Among the entries that follow, locate the line with "Enumerate this screenshot's" and the line with "What data populates". Output those lines and all lines in between, exactly, minus the pictures.

(Collection entries)
--------------------------------

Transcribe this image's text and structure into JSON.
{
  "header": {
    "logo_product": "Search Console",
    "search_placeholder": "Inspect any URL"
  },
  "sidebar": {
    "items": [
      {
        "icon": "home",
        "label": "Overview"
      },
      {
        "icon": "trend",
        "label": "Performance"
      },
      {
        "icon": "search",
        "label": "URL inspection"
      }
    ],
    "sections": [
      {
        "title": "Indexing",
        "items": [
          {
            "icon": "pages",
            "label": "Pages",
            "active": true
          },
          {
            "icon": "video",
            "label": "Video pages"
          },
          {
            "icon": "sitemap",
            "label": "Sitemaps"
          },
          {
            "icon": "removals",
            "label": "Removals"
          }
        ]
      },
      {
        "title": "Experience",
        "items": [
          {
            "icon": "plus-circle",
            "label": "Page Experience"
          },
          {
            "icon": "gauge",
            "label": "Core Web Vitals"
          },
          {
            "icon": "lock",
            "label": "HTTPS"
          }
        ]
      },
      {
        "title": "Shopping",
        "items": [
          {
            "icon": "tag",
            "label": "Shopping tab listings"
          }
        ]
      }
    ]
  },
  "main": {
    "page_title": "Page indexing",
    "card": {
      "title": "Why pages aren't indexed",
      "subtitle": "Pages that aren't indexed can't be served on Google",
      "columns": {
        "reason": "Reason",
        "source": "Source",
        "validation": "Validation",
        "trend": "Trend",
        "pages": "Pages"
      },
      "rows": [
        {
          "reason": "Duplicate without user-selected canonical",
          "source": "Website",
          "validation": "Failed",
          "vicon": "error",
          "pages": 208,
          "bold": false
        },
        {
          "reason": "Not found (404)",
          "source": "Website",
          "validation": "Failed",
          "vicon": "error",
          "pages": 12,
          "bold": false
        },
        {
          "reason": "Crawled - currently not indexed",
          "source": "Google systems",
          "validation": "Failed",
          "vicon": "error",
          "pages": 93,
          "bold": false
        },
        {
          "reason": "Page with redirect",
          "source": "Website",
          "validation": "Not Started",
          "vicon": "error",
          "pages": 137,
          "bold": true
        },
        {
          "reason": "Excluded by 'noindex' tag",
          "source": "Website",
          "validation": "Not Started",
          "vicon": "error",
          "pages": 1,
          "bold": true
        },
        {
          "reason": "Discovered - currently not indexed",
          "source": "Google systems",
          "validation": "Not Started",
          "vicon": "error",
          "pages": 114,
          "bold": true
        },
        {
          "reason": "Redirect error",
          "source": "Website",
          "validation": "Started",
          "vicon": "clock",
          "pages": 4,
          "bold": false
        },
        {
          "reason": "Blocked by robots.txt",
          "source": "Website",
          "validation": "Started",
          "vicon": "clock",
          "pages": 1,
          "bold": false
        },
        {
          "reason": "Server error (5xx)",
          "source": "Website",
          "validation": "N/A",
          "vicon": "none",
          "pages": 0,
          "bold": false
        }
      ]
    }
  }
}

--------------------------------

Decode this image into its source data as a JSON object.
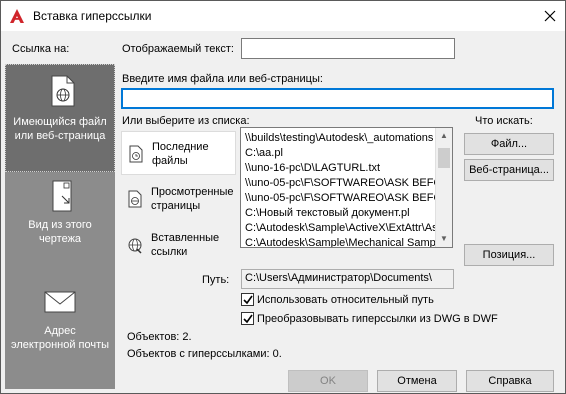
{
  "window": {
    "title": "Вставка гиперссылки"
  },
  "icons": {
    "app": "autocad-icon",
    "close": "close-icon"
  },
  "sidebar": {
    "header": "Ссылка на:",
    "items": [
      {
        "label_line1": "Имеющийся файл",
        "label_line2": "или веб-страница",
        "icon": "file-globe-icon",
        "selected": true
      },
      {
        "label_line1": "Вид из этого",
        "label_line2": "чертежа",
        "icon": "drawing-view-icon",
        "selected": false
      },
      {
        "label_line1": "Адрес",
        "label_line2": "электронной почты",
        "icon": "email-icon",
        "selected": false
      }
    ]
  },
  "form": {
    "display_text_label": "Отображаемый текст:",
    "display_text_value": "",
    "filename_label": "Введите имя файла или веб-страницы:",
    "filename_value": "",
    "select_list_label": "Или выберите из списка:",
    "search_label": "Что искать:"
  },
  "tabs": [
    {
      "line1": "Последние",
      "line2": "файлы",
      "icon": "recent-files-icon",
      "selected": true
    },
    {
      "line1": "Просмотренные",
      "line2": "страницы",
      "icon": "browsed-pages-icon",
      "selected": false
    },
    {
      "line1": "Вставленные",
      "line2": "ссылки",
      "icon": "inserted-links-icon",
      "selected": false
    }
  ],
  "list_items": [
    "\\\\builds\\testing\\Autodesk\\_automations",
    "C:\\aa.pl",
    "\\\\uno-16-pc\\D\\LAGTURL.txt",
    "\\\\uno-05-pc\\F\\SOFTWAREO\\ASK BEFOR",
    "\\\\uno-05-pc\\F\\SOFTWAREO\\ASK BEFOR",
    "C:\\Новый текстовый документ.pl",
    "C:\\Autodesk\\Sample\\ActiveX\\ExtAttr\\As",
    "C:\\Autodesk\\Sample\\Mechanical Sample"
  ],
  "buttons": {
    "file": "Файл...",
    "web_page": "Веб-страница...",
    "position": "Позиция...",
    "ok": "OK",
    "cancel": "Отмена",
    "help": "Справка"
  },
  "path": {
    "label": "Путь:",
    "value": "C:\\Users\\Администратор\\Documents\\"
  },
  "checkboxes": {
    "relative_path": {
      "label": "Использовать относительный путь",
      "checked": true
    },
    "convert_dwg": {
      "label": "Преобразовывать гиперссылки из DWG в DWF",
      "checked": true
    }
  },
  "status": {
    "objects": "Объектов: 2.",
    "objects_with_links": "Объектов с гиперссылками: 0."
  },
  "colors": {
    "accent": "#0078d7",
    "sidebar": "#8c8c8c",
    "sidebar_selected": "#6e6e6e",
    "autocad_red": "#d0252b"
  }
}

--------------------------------

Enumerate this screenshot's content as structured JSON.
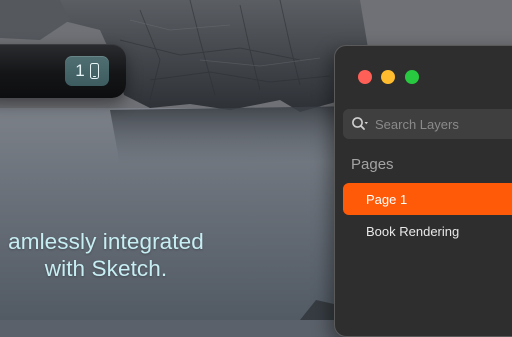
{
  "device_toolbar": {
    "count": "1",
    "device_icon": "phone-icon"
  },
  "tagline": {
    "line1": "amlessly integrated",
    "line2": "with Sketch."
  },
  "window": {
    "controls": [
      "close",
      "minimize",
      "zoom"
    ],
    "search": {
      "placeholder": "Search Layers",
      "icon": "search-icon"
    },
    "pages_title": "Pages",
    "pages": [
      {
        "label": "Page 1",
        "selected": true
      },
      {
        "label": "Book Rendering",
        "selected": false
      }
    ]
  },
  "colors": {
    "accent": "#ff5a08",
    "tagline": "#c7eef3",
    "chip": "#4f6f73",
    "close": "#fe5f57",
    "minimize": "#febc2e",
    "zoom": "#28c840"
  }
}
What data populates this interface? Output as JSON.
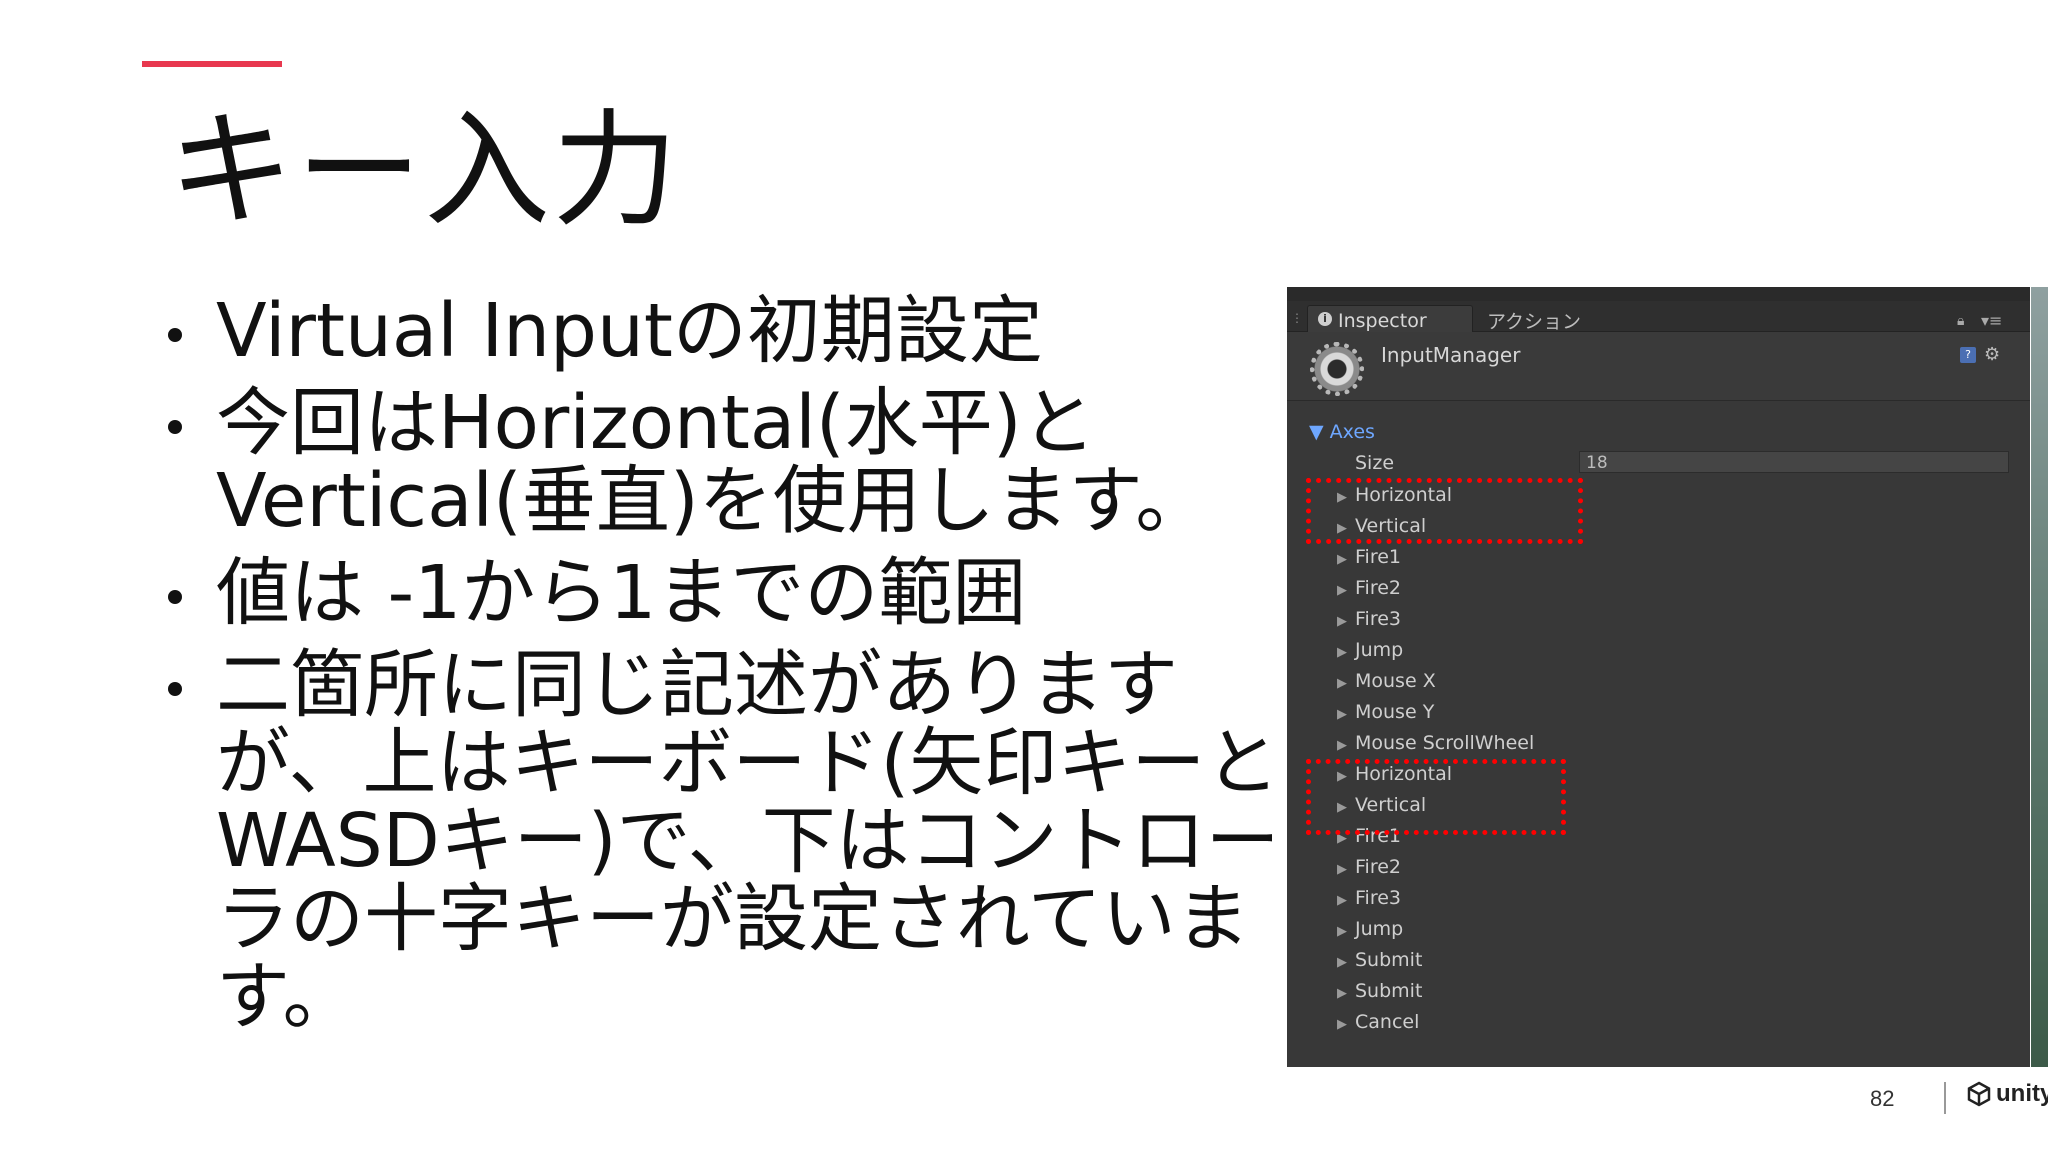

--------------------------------

## TASK OUTPUT:
Enumerate this screenshot's content as structured JSON.
{
  "device_toolbar": {
    "count": "1",
    "device_icon": "phone-icon"
  },
  "tagline": {
    "line1": "amlessly integrated",
    "line2": "with Sketch."
  },
  "window": {
    "controls": [
      "close",
      "minimize",
      "zoom"
    ],
    "search": {
      "placeholder": "Search Layers",
      "icon": "search-icon"
    },
    "pages_title": "Pages",
    "pages": [
      {
        "label": "Page 1",
        "selected": true
      },
      {
        "label": "Book Rendering",
        "selected": false
      }
    ]
  },
  "colors": {
    "accent": "#ff5a08",
    "tagline": "#c7eef3",
    "chip": "#4f6f73",
    "close": "#fe5f57",
    "minimize": "#febc2e",
    "zoom": "#28c840"
  }
}
What data populates this interface? Output as JSON.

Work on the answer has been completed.